> _INPUT DATA_
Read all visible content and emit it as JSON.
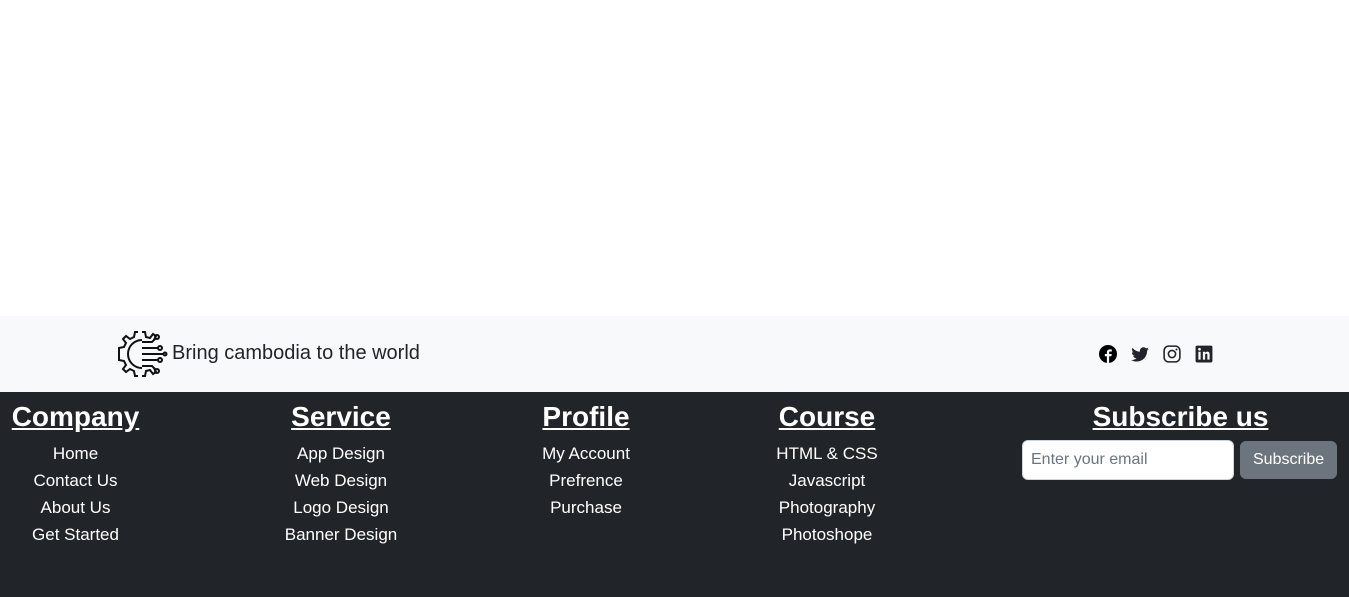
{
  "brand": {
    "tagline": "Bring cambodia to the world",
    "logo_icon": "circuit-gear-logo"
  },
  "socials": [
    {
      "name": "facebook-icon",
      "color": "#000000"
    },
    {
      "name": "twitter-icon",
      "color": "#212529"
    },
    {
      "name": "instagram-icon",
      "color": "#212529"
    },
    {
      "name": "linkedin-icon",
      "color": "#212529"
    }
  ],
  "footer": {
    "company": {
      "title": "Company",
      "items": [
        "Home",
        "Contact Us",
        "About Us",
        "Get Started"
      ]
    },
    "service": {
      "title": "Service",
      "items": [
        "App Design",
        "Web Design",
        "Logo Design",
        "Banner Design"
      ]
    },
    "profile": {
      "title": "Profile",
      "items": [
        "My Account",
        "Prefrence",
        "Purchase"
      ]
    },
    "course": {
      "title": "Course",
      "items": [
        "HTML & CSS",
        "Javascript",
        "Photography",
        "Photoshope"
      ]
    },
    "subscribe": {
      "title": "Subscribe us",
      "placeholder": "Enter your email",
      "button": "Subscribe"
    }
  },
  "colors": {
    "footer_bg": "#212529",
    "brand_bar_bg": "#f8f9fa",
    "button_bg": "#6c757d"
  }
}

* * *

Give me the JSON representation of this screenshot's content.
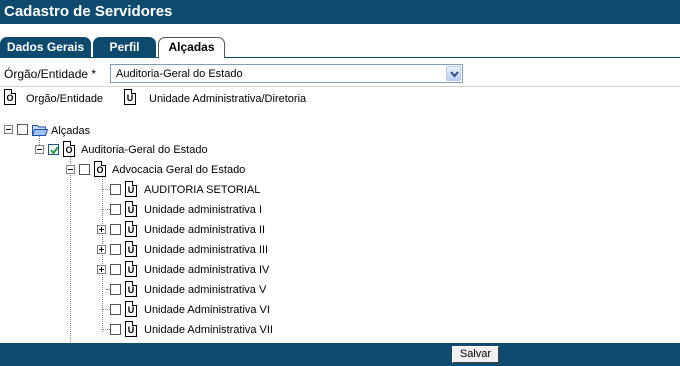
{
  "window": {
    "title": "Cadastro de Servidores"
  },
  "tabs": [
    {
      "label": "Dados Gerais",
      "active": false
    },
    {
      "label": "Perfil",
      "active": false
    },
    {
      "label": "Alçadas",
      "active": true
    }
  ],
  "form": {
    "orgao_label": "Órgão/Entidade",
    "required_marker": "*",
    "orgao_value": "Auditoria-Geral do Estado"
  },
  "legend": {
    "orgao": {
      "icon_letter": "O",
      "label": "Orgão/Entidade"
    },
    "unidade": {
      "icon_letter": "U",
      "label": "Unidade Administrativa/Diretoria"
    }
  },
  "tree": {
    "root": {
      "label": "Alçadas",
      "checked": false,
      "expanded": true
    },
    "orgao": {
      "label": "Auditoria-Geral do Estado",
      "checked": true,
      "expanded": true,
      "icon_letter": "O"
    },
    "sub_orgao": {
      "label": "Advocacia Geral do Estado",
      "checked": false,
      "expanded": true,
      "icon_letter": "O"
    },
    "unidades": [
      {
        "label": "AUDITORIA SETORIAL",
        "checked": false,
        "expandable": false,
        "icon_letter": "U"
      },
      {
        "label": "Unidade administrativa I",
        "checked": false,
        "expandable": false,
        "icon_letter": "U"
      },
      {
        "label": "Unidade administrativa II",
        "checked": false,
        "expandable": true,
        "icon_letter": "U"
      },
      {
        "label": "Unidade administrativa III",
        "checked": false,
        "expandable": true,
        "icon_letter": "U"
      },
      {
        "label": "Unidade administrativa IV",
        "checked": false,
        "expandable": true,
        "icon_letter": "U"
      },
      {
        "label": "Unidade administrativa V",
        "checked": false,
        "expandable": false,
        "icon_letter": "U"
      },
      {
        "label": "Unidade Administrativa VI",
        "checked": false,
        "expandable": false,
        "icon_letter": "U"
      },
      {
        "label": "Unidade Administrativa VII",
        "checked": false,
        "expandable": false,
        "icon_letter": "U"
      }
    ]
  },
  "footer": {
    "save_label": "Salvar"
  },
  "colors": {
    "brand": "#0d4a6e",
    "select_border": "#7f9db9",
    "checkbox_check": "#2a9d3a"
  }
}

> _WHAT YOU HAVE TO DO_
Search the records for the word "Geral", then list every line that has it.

> _EXERCISE RESULT_
    "orgao_value": "Auditoria-Geral do Estado"
      "label": "Auditoria-Geral do Estado",
      "label": "Advocacia Geral do Estado",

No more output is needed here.